Exercise details:
Could you return all of the entries word for word, minus any pictures?

START Study material

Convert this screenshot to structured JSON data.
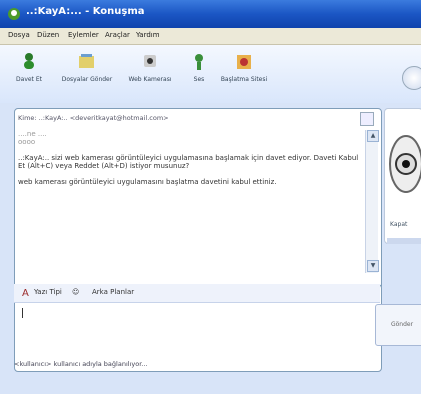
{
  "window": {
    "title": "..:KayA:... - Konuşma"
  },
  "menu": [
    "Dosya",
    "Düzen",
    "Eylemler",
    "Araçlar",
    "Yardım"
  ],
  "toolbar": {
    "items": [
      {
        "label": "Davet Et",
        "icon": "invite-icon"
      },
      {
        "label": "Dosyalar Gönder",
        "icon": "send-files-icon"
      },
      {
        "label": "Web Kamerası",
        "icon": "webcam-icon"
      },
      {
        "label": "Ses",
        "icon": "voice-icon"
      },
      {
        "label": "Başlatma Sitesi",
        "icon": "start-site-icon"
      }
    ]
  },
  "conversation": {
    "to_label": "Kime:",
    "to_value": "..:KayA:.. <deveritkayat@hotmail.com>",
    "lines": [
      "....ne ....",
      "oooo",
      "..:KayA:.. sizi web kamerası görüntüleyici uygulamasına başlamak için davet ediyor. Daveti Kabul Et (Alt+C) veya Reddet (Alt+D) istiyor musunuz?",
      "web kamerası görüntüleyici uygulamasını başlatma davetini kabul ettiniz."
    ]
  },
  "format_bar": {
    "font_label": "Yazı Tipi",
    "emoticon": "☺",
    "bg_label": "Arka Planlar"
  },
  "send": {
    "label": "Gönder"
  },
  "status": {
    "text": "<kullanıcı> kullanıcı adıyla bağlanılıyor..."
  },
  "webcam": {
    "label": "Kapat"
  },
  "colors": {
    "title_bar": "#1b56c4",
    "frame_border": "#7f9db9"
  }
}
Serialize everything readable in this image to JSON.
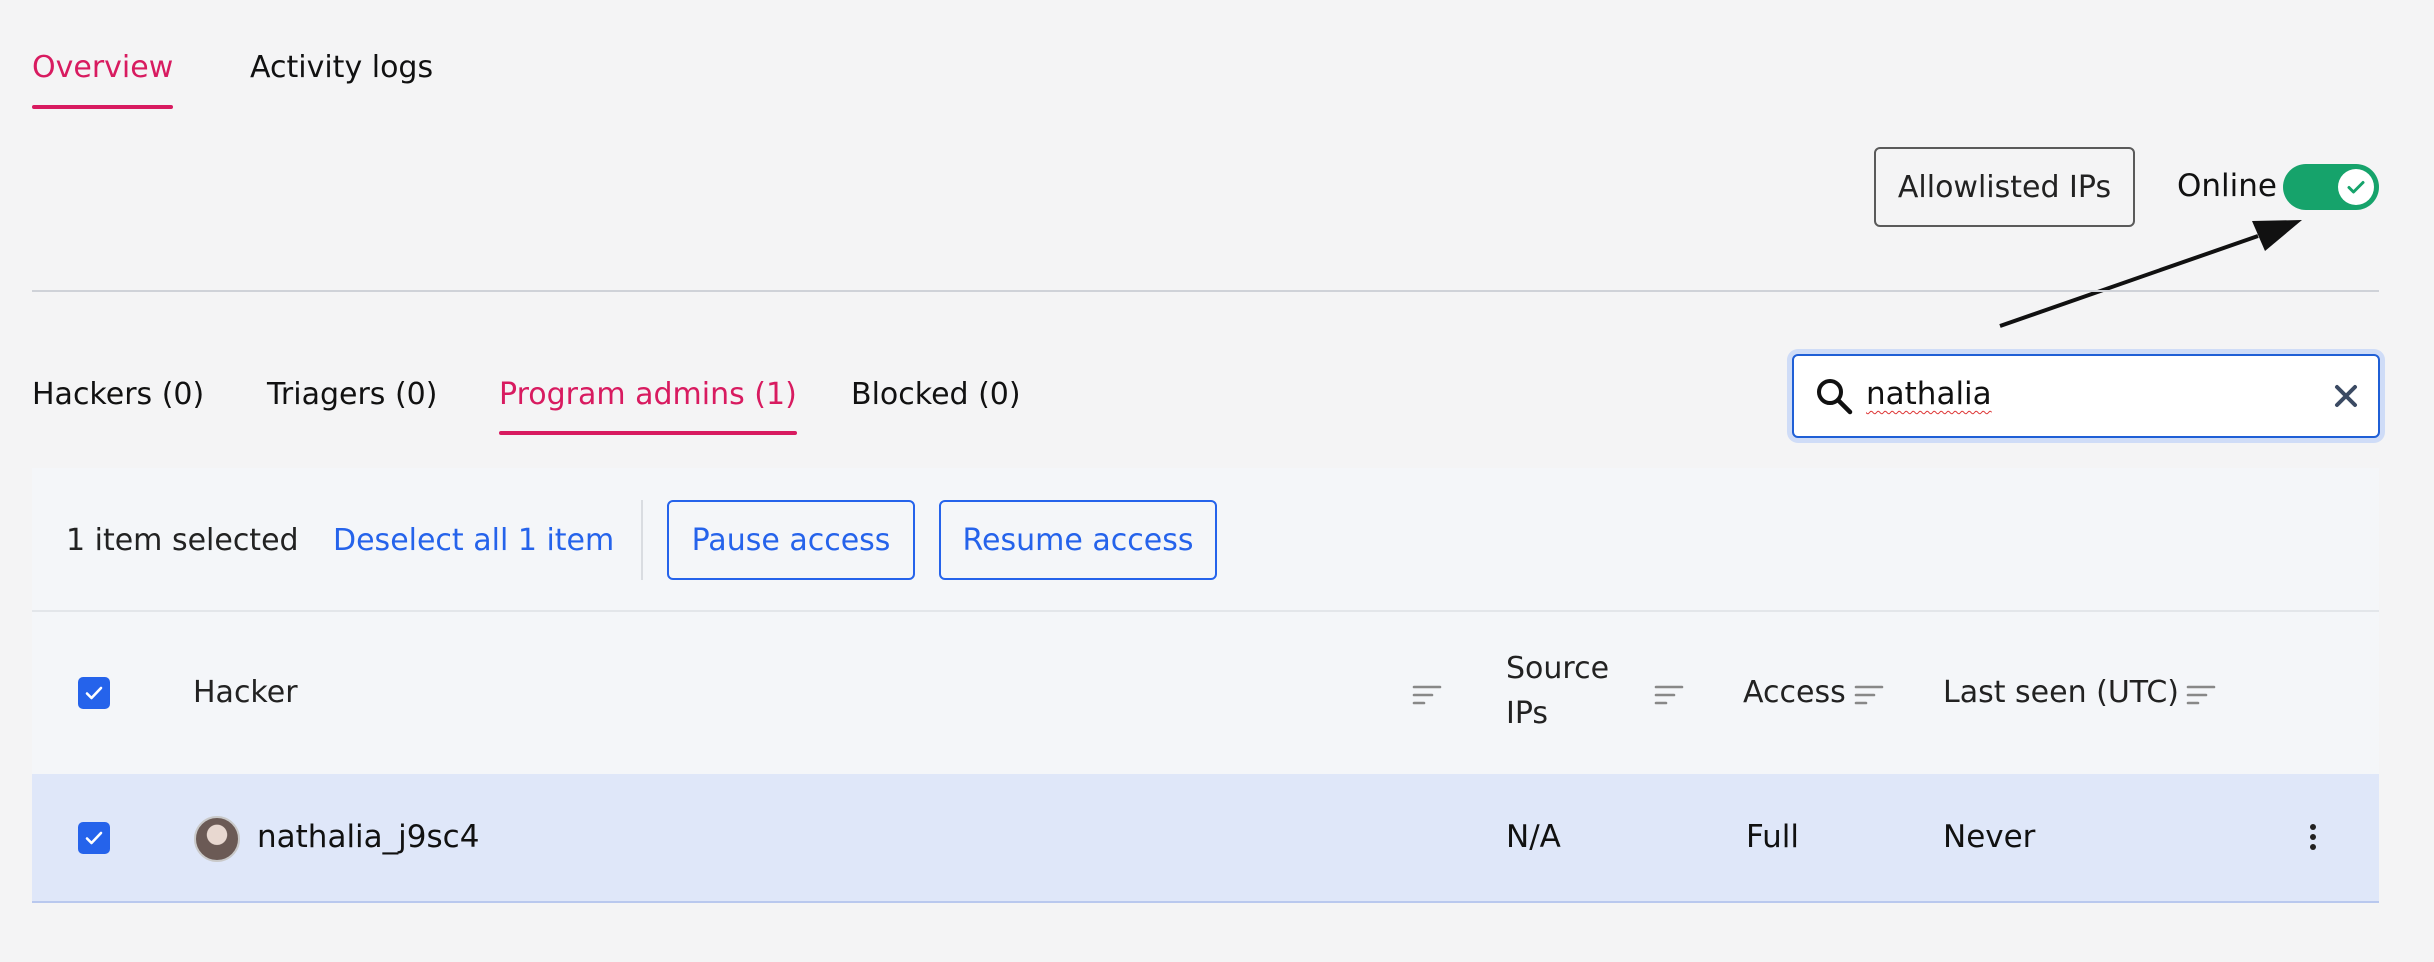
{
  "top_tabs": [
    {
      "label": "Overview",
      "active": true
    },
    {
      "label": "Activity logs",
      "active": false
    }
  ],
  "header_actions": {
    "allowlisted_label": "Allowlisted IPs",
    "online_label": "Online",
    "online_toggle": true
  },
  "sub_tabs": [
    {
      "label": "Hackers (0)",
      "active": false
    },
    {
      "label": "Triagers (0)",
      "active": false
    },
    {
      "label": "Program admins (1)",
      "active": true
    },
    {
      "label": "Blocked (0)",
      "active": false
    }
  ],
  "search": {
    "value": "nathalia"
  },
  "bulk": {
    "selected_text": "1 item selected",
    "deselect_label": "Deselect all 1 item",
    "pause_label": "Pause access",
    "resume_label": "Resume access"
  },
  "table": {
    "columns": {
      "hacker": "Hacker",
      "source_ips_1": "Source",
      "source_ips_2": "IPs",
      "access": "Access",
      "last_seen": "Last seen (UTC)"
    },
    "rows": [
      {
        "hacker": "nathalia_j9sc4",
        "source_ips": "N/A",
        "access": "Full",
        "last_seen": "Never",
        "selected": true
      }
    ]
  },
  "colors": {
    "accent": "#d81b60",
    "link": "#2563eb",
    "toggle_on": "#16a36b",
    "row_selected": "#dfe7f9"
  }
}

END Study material

Response to the task:
Convert this screenshot to structured JSON data.
{
  "window": {
    "title": "..:KayA:... - Konuşma"
  },
  "menu": [
    "Dosya",
    "Düzen",
    "Eylemler",
    "Araçlar",
    "Yardım"
  ],
  "toolbar": {
    "items": [
      {
        "label": "Davet Et",
        "icon": "invite-icon"
      },
      {
        "label": "Dosyalar Gönder",
        "icon": "send-files-icon"
      },
      {
        "label": "Web Kamerası",
        "icon": "webcam-icon"
      },
      {
        "label": "Ses",
        "icon": "voice-icon"
      },
      {
        "label": "Başlatma Sitesi",
        "icon": "start-site-icon"
      }
    ]
  },
  "conversation": {
    "to_label": "Kime:",
    "to_value": "..:KayA:.. <deveritkayat@hotmail.com>",
    "lines": [
      "....ne ....",
      "oooo",
      "..:KayA:.. sizi web kamerası görüntüleyici uygulamasına başlamak için davet ediyor. Daveti Kabul Et (Alt+C) veya Reddet (Alt+D) istiyor musunuz?",
      "web kamerası görüntüleyici uygulamasını başlatma davetini kabul ettiniz."
    ]
  },
  "format_bar": {
    "font_label": "Yazı Tipi",
    "emoticon": "☺",
    "bg_label": "Arka Planlar"
  },
  "send": {
    "label": "Gönder"
  },
  "status": {
    "text": "<kullanıcı> kullanıcı adıyla bağlanılıyor..."
  },
  "webcam": {
    "label": "Kapat"
  },
  "colors": {
    "title_bar": "#1b56c4",
    "frame_border": "#7f9db9"
  }
}
Serialize everything readable in this image to JSON.
{
  "top_tabs": [
    {
      "label": "Overview",
      "active": true
    },
    {
      "label": "Activity logs",
      "active": false
    }
  ],
  "header_actions": {
    "allowlisted_label": "Allowlisted IPs",
    "online_label": "Online",
    "online_toggle": true
  },
  "sub_tabs": [
    {
      "label": "Hackers (0)",
      "active": false
    },
    {
      "label": "Triagers (0)",
      "active": false
    },
    {
      "label": "Program admins (1)",
      "active": true
    },
    {
      "label": "Blocked (0)",
      "active": false
    }
  ],
  "search": {
    "value": "nathalia"
  },
  "bulk": {
    "selected_text": "1 item selected",
    "deselect_label": "Deselect all 1 item",
    "pause_label": "Pause access",
    "resume_label": "Resume access"
  },
  "table": {
    "columns": {
      "hacker": "Hacker",
      "source_ips_1": "Source",
      "source_ips_2": "IPs",
      "access": "Access",
      "last_seen": "Last seen (UTC)"
    },
    "rows": [
      {
        "hacker": "nathalia_j9sc4",
        "source_ips": "N/A",
        "access": "Full",
        "last_seen": "Never",
        "selected": true
      }
    ]
  },
  "colors": {
    "accent": "#d81b60",
    "link": "#2563eb",
    "toggle_on": "#16a36b",
    "row_selected": "#dfe7f9"
  }
}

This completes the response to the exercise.